Case note number: 03-17
Privacy principles: Information Privacy Principles 8 and 11
A local government was prosecuting a resident for an infraction of a local law. An administrative error by the local government identified a neighbour of the resident as the source of a complaint that led to the prosecution. This information came to light in the attendant court processes. The local government acknowledged that this information was not correct; the complainant had not made such a complaint.
The resident could not be persuaded that the neighbour had not made the complaint that resulted in their prosecution. This caused a significant breakdown in their relationship to the point that contact between the two parties was unpleasant and the neighbour took active steps to avoid contact including not utilising the backyard.
After first making their privacy complaint to the local government, the neighbour brought their privacy complaint to the Office of the Information Commissioner.
The local government acknowledged that it had breached the complainant’s privacy and actively engaged in mediation discussions on potential remedies. For their part, the complainant stated that they did not want a sum of financial compensation but they did want to be able to enjoy their home and garden spaces as they had before this incident.
An agreement was reached whereby the local government:
While the sum for the remedial work was not insignificant, the payment went directly to relevant tradespeople and the payment was for the exact amount of the work. The complainant received no financial benefit themselves. The complaint was resolved on this basis.

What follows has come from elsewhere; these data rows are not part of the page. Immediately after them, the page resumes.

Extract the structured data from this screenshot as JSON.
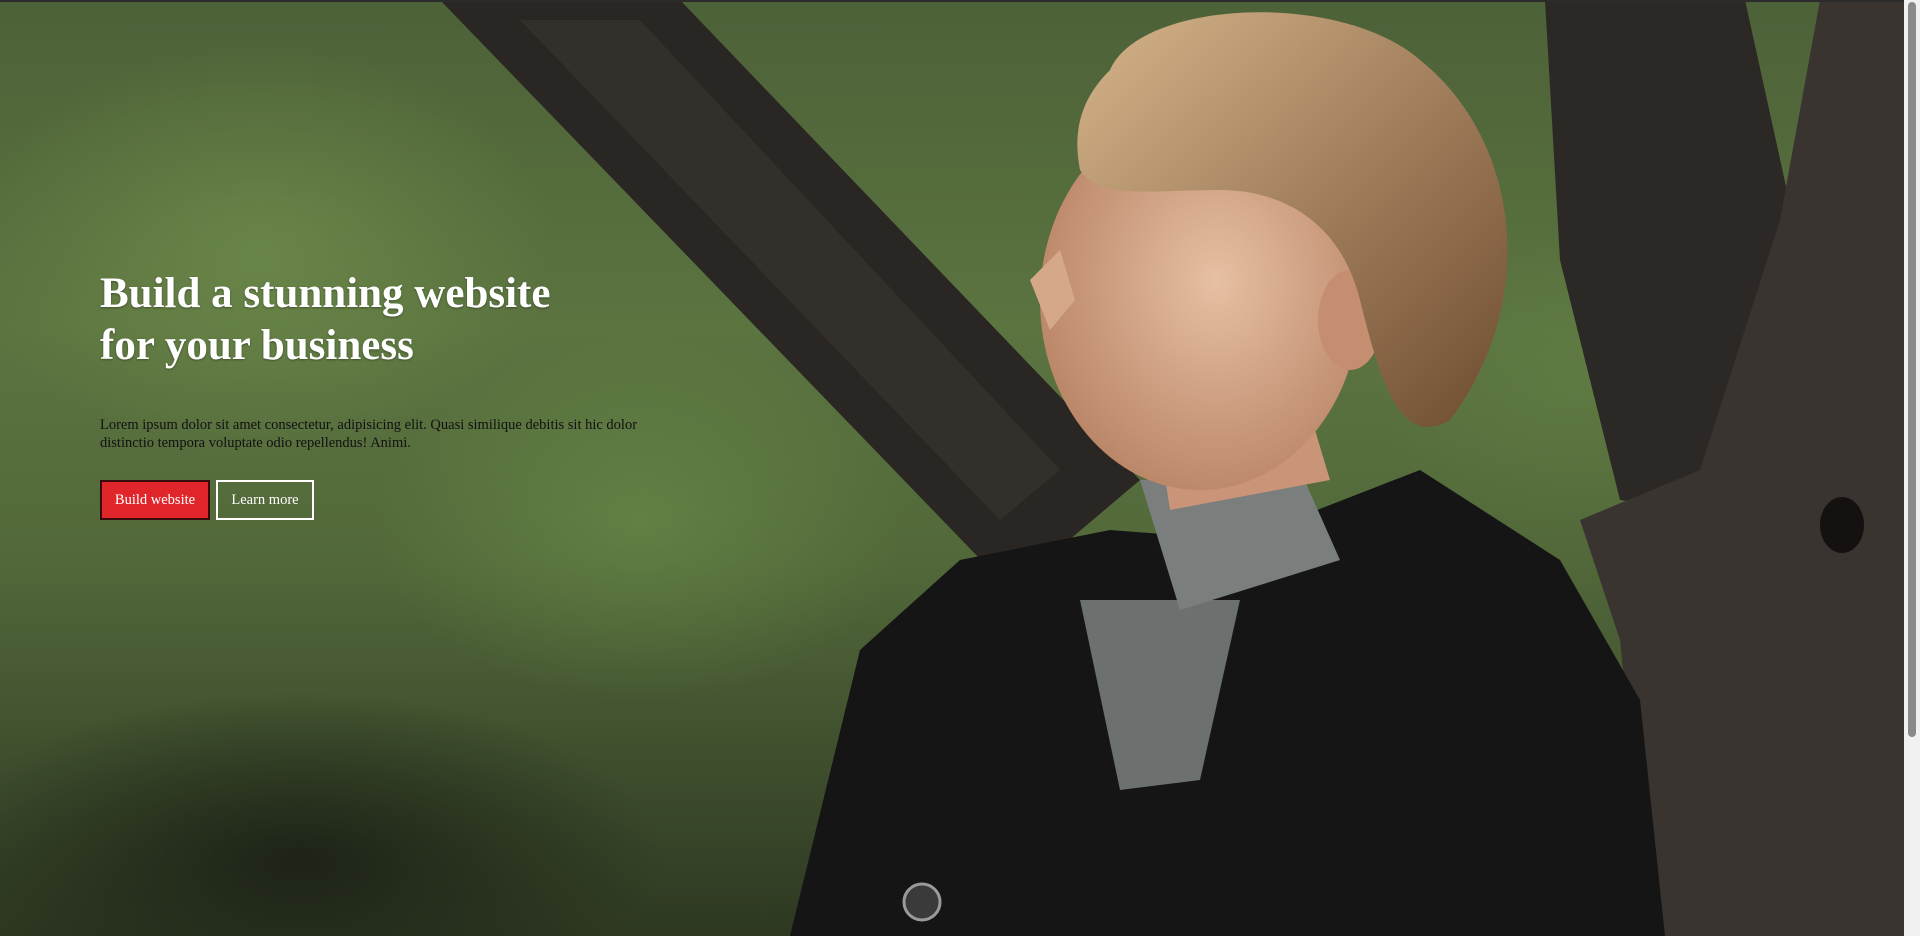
{
  "hero": {
    "title_line1": "Build a stunning website",
    "title_line2": "for your business",
    "text": "Lorem ipsum dolor sit amet consectetur, adipisicing elit. Quasi similique debitis sit hic dolor distinctio tempora voluptate odio repellendus! Animi.",
    "primary_button": "Build website",
    "secondary_button": "Learn more"
  },
  "colors": {
    "accent": "#e0262b",
    "text": "#ffffff"
  }
}
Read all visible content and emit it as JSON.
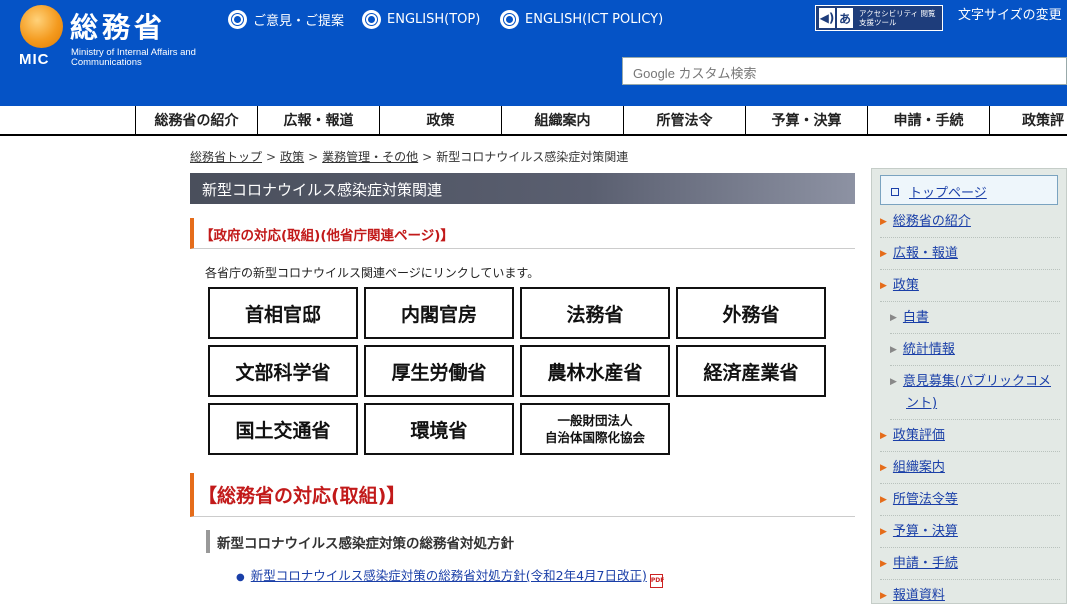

The local government’s willingness to work with the complainant and the complainant’s own focus on real and practical remedies were instrumental in the resolution of this matter.